Popcorn is a popular treat throughout the entire year. It becomes a little more popular in the holiday season. Popcorn tins are a common gift given to friends, family, and co-workers. Some families pop popcorn to use as a decoration for the Christmas tree (while snacking on it along the way). Some people also have a tradition of making popcorn balls as a holiday tradition for Hanukkah. With all that popcorn used for all of these festive reasons, it can be easy to forget that it can be a problem for the smile. It is important to remember to chew popcorn carefully to avoid having a bad surprise like infected gums or a damaged tooth. The team at Costmetic & Implant Dentistry of Kansas City, MO is here to help you protect your smile.
Stuck Beneath Your Gums

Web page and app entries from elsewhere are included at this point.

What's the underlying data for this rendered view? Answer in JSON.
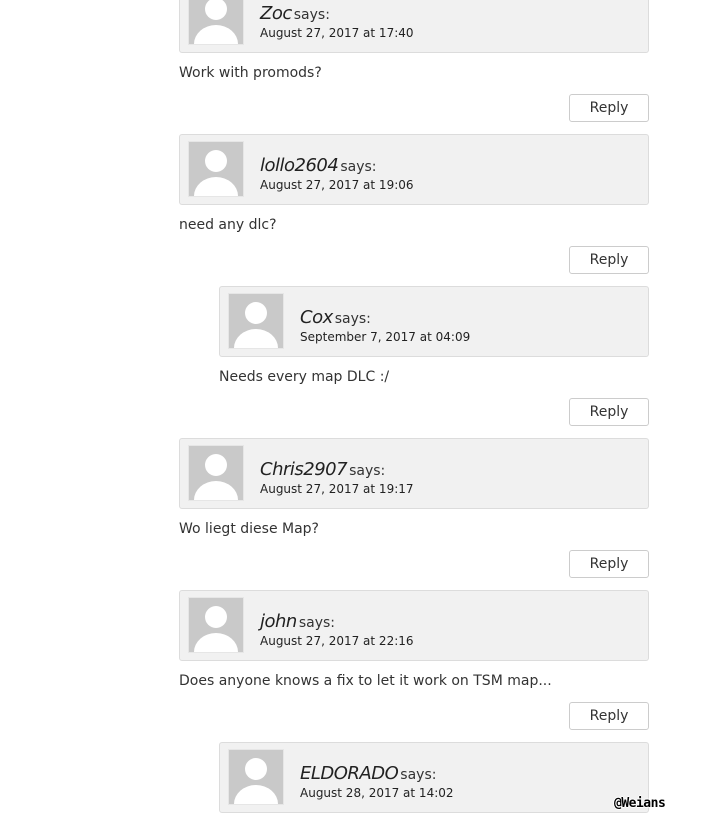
{
  "comments": [
    {
      "author": "Zoc",
      "says": "says:",
      "date": "August 27, 2017 at 17:40",
      "text": "Work with promods?",
      "reply": "Reply"
    },
    {
      "author": "lollo2604",
      "says": "says:",
      "date": "August 27, 2017 at 19:06",
      "text": "need any dlc?",
      "reply": "Reply"
    },
    {
      "author": "Cox",
      "says": "says:",
      "date": "September 7, 2017 at 04:09",
      "text": "Needs every map DLC :/",
      "reply": "Reply"
    },
    {
      "author": "Chris2907",
      "says": "says:",
      "date": "August 27, 2017 at 19:17",
      "text": "Wo liegt diese Map?",
      "reply": "Reply"
    },
    {
      "author": "john",
      "says": "says:",
      "date": "August 27, 2017 at 22:16",
      "text": "Does anyone knows a fix to let it work on TSM map...",
      "reply": "Reply"
    },
    {
      "author": "ELDORADO",
      "says": "says:",
      "date": "August 28, 2017 at 14:02"
    }
  ],
  "watermark": "@Weians",
  "colors": {
    "meta_bg": "#f1f1f1",
    "meta_border": "#dcdcdc",
    "avatar_bg": "#c9c9c9",
    "avatar_fg": "#ffffff"
  }
}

Have you ever gotten a empty hull or shell of popcorn stuck on the roof of your mouth? These very thin pieces of food can get stuck there or between the teeth or along the gums. If a shell gets stuck along the gums, it can be difficult to remove. Usually a gentle swish of water can help get it out along brushing and flossing. However, if it remains there, avoid the temptation to pick at it with objects not meant for your mouth. You could end up causing more damage. If it is really lodged in there, make an appointment with your dentist as leaving it in there could lead to an infection.
Cracking a Tooth

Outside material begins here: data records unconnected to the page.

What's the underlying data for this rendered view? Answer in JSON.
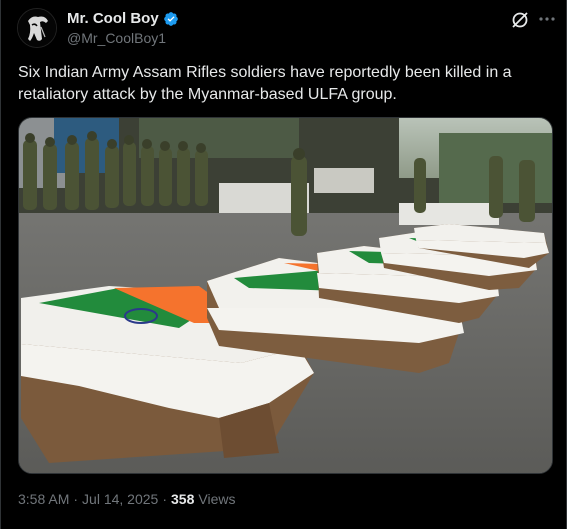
{
  "author": {
    "display_name": "Mr. Cool Boy",
    "handle": "@Mr_CoolBoy1",
    "verified": true
  },
  "tweet": {
    "text": "Six Indian Army Assam Rifles soldiers have reportedly been killed in a retaliatory attack by the Myanmar-based ULFA group."
  },
  "meta": {
    "time": "3:58 AM",
    "separator": "·",
    "date": "Jul 14, 2025",
    "views_count": "358",
    "views_label": "Views"
  },
  "icons": {
    "verified": "verified-badge-icon",
    "grok": "grok-icon",
    "more": "more-options-icon"
  },
  "colors": {
    "background": "#000000",
    "text": "#e7e9ea",
    "secondary_text": "#71767b",
    "verified_blue": "#1d9bf0",
    "border": "#2f3336"
  }
}
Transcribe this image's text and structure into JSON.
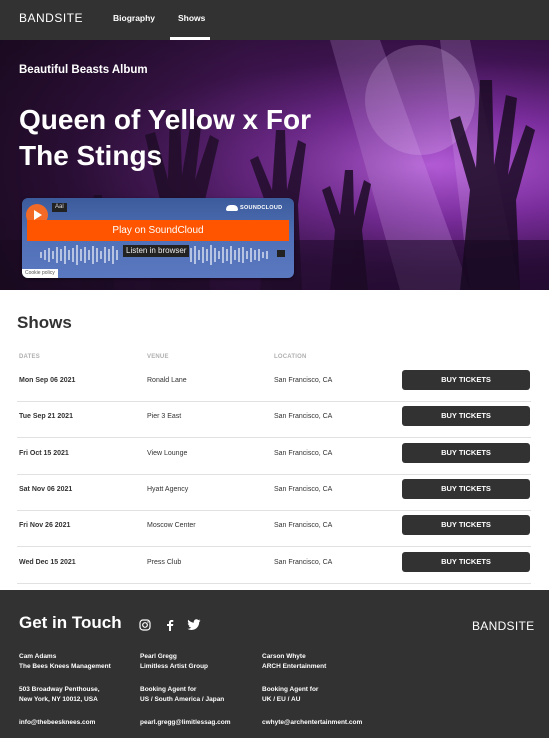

Unpopped popcorn kernel are very hard and not meant for chewing. If you are mindlessly snacking on popcorn, you could end up biting down on a hard kernel at just the wrong time to cause some damage to your smile. An unpopped kernel could crack a tooth or damage it in some way. If this happens, it is important to have your dentist take a look as soon as possible. Restoring a tooth is important for your smile’s health. While you are snacking on popcorn, be sure to chew carefully to avoid those kernels.
Did you get a tin of holiday popcorn?
Popcorn can provide sneaky dangers for your smile. To schedule a consultation, call Cosmetic & Implant Dentistry of Kansas City, MO, today at 816-897-4288.